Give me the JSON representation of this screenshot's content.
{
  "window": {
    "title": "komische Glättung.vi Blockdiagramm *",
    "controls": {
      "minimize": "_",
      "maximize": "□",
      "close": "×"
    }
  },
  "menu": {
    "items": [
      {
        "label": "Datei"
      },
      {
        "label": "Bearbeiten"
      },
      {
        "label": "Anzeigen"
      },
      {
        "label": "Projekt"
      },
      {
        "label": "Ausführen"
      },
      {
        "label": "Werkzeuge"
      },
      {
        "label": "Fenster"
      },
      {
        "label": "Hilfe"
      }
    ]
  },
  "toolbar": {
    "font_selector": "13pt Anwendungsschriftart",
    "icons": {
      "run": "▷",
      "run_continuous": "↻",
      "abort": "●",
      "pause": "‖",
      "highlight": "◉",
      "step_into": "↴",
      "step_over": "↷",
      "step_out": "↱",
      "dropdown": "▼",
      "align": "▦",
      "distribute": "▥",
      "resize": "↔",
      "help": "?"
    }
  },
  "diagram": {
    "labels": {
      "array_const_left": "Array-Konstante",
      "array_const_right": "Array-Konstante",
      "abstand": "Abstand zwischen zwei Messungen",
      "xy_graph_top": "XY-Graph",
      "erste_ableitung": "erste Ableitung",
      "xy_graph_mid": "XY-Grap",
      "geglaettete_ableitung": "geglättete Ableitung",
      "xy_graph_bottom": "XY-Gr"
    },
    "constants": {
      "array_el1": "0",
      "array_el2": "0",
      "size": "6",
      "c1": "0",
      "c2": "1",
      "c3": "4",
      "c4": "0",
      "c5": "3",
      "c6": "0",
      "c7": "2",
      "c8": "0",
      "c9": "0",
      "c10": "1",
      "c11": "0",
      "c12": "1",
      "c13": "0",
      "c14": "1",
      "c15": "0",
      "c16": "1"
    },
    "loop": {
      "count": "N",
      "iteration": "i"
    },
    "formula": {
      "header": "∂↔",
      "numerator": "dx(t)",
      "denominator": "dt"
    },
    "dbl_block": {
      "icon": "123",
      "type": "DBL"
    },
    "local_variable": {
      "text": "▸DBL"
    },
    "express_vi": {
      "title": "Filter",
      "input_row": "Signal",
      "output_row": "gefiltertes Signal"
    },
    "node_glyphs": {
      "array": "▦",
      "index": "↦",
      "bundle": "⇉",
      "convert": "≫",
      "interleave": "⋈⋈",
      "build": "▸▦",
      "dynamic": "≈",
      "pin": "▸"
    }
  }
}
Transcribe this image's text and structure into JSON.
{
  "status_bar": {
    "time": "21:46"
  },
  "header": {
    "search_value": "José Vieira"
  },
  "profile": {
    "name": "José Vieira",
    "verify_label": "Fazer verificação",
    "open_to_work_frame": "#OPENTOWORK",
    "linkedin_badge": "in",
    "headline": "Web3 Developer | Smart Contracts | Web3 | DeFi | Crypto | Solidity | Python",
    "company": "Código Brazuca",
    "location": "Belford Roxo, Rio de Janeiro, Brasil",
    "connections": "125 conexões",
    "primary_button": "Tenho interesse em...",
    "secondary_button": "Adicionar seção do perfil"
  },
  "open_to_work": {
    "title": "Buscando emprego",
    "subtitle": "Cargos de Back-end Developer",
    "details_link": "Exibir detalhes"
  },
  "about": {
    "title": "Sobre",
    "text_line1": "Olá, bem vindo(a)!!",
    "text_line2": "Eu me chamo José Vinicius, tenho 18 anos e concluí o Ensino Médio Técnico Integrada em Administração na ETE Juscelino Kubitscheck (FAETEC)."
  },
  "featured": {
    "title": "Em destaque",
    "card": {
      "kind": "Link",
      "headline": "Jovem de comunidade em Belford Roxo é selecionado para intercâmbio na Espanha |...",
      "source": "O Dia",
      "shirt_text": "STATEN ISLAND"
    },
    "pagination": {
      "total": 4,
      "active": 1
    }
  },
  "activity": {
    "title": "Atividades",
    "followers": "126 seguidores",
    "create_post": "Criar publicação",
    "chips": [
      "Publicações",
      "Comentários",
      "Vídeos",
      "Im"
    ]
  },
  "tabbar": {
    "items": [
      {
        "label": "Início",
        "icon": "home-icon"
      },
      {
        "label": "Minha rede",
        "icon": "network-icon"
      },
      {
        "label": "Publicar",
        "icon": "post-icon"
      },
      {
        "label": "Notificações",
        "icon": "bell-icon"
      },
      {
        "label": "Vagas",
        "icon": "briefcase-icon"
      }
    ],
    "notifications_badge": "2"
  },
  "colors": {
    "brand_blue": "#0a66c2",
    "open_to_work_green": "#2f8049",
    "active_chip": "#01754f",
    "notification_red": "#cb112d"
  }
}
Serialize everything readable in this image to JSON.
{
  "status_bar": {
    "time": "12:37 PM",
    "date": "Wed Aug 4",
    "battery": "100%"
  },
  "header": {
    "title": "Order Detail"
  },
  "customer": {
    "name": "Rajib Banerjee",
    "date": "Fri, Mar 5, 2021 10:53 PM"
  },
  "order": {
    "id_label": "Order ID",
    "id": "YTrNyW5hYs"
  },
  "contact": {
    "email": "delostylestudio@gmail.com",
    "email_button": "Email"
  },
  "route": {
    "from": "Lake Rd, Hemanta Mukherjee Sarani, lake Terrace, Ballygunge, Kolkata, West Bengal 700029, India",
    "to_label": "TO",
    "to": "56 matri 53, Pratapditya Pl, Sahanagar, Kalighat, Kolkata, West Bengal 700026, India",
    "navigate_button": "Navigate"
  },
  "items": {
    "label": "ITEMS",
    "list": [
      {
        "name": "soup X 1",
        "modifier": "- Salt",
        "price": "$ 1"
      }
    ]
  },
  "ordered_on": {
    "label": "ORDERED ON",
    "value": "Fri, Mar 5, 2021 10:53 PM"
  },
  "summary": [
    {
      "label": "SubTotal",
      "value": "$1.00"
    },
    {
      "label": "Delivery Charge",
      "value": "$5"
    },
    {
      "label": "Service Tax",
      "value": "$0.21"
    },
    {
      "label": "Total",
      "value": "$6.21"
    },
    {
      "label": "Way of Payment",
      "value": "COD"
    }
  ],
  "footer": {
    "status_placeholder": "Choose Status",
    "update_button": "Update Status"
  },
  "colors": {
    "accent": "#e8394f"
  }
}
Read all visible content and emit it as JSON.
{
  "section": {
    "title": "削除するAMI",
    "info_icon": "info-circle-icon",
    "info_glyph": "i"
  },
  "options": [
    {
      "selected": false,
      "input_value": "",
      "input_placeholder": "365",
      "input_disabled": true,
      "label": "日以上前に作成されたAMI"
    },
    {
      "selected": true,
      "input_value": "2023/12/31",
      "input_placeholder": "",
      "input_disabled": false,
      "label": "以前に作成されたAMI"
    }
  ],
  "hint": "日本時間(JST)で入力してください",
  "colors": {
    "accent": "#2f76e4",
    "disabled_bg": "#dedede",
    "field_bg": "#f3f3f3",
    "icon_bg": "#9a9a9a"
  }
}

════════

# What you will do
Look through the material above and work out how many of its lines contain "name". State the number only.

# Task response
3